I wanted to enjoy this Vampire Survivors-like about killer slime, but its gooey destruction just felt ho-hum

Slime 3K
(Image credit: Team17)

Slime 3K: Rise Against Despot is basically a horror game. Not that you'd notice: It tries to mask its horror as best it can, hiding behind a silly, giddy façade, delighting in quirky abilities, quippy one-liners and a general sense of irreverence. You mow down an unending army of puny human enemies—some with shields and swords, others dressed like Sailor Moon—with boomerang bananas and olive guns, leaving behind an ocean of skeletons in your wake, and the game celebrates with smiles and applause.

Slime 3K is cute. It's fun. But look deeper, and the horror at its core is tied implicitly to the charming destruction that is intimately familiar to anyone who's dabbled in the new genre of Vampire Survivors-likes before.

Transforming leveling and stat growth into a physical mechanic, games in this style are all about unbridled evolution, what begins as weak and small rapidly growing into something unrecognizable, deadly and strong. This is even more literal in Slime3K: you're a smiling ball of slime whose body physically changes with each power-up. Where once was nothing is now an eye, or a cyst, or floating gore, or a giant needle sticking out. It is a game about twisting and deforming and breaking yourself in the name of power and control.

Why am I hardly doing any damage? What do you mean I can't pick that up? Hold on, I'm already dead?
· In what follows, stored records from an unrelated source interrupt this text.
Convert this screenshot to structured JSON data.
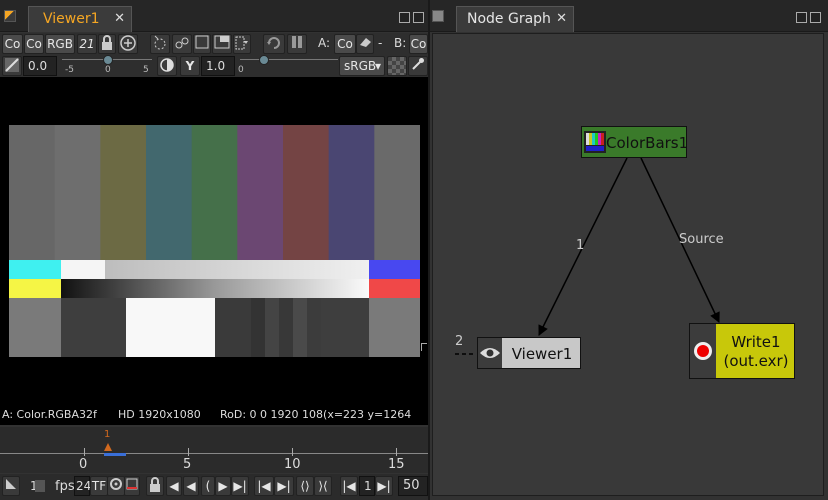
{
  "viewer_pane": {
    "tab_label": "Viewer1",
    "toolbar_row1": {
      "channels_a": "Co",
      "channels_b": "Co",
      "channel_mode": "RGB",
      "frame_range": "21",
      "a_label": "A:",
      "a_value": "Co",
      "dash": "-",
      "b_label": "B:",
      "b_value": "Co"
    },
    "toolbar_row2": {
      "gain_value": "0.0",
      "gain_ticks": [
        "-5",
        "0",
        "5"
      ],
      "gamma_value": "1.0",
      "gamma_tick": "0",
      "colorspace": "sRGB"
    },
    "status": {
      "layer": "A: Color.RGBA32f",
      "format": "HD 1920x1080",
      "rod": "RoD: 0 0 1920 108(x=223 y=1264"
    },
    "timeline": {
      "ticks": [
        "0",
        "5",
        "10",
        "15"
      ],
      "current_frame_marker": "1"
    },
    "playbar": {
      "frame": "1",
      "fps_label": "fps",
      "fps_value": "24",
      "tf_label": "TF",
      "frame_field": "1",
      "end_frame": "50"
    }
  },
  "graph_pane": {
    "tab_label": "Node Graph",
    "nodes": {
      "colorbars": {
        "label": "ColorBars1",
        "color": "#3a7a2a"
      },
      "viewer": {
        "label": "Viewer1",
        "input_number": "2",
        "color": "#c8c8c8"
      },
      "write": {
        "label_line1": "Write1",
        "label_line2": "(out.exr)",
        "color": "#c8c80a"
      }
    },
    "edges": {
      "viewer_input": "1",
      "write_input": "Source"
    }
  },
  "colors": {
    "accent_orange": "#f5a623",
    "bar_top": [
      "#676767",
      "#6e6e6e",
      "#6c6a44",
      "#42686e",
      "#45704a",
      "#6b4772",
      "#744444",
      "#4a4672",
      "#6a6a6a"
    ]
  }
}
There are differences to the Vampire Survivors standard, though, which complicate this idea. You're big and slow, a massive, crawling target that can barely dodge a thing. Coupled with relatively small, constrained levels, play sessions can easily feel claustrophobic—less a power-trip of attaining godhood and more a desperate battle of attrition and evolution for pure survival. And with an absolute metric ton of health pick-ups and temporary speed boosts littering the field, it is very common to end up lost in a sea of baddies playing a game of health bar management, planning and executing on routes that run through the infinite horde to keep that green bar just above zero. 

Leveling itself is also more restrained. With a limited inventory and the need to collect and combine three of the same ability in order to strengthen it, you never have enough space for what you want and are constantly forced to make sacrifices for what you need.

In the beginning this can be maddening. Why am I hardly doing any damage? What do you mean I can't pick that up? Hold on, I'm already dead? But once you get a handle on these constraints, a satisfying tension replaces the frustration: Always outnumbered and outpowered, wins don’t come because you got lucky, but because you understood and manipulated the limited resources at your disposal, and they feel more earned because of it. In Slime 3K, evolution isn't liberating, it is something to struggle with. This is not a game about freedom.

(Image credit: Team17)

It's also not a game about in-the-moment experimentation: There are no hidden item combinations or secrets in the levels or even weapons which change drastically when fully powered. Instead, Slime 3K uses a deckbuilding system, letting you pick and choose what weapons and items will show up in the level. This fits well with the more methodical pacing, and has that deckbuilding allure of tweaking your deck after each loss until it has been shaped into a perfect and pure collection of synergized abilities.

But it also kills spontaneity. Every session becomes predictable and planned. Mass slaughter as a bouncy slime ball is just day-to-day work in this dystopian world of rundown laboratories and all-seeing surveillance.

You're not just a puddle of slime because puddles of slime are cute—it's the perfect vessel for letting your character morph until it is entirely unrecognizable. Your youness hardly matters at all because this is a game where, by design, so much seems to happen and nothing really does. You do the same things over and over—think the same thoughts, execute the same plan: move around, collect health, and watch with empty satisfaction as numbers fill the screen.

Playing Slime 3K feels good. Time flies when I'm with it, and when I'm not, I'm often thinking about it. But what is really happening? Despite its best efforts to differentiate itself, Slime3K’s biggest strengths—its tension and claustrophobia—quickly fade into the same endless repetition inherent to the genre. There’s no surprise, no wrenches thrown (metaphorical wrenches; you can throw plenty of literal wrenches even without arms) to keep you on your toes and fully engaged. When the game turns on, my mind goes blank, emotions stalled at a warm buzz as I move my slime in the exact same way, watching my health bar go up and down with the only faintest sense of accomplishment.

When playing, I become the slime, smiling and happy and totally empty, allowing myself to be consumed. I level and grow; the brain gently hums. Nothing changes.

That's the source of the horror: Throughout your life, you will grow and evolve—you will age, gain experience and knowledge, meet new people, make new relationships—and yet at the end of the line, it all ends up the same. In the end, no matter what you do, you're still gonna end up a big ball of slime.

Baxter Burchill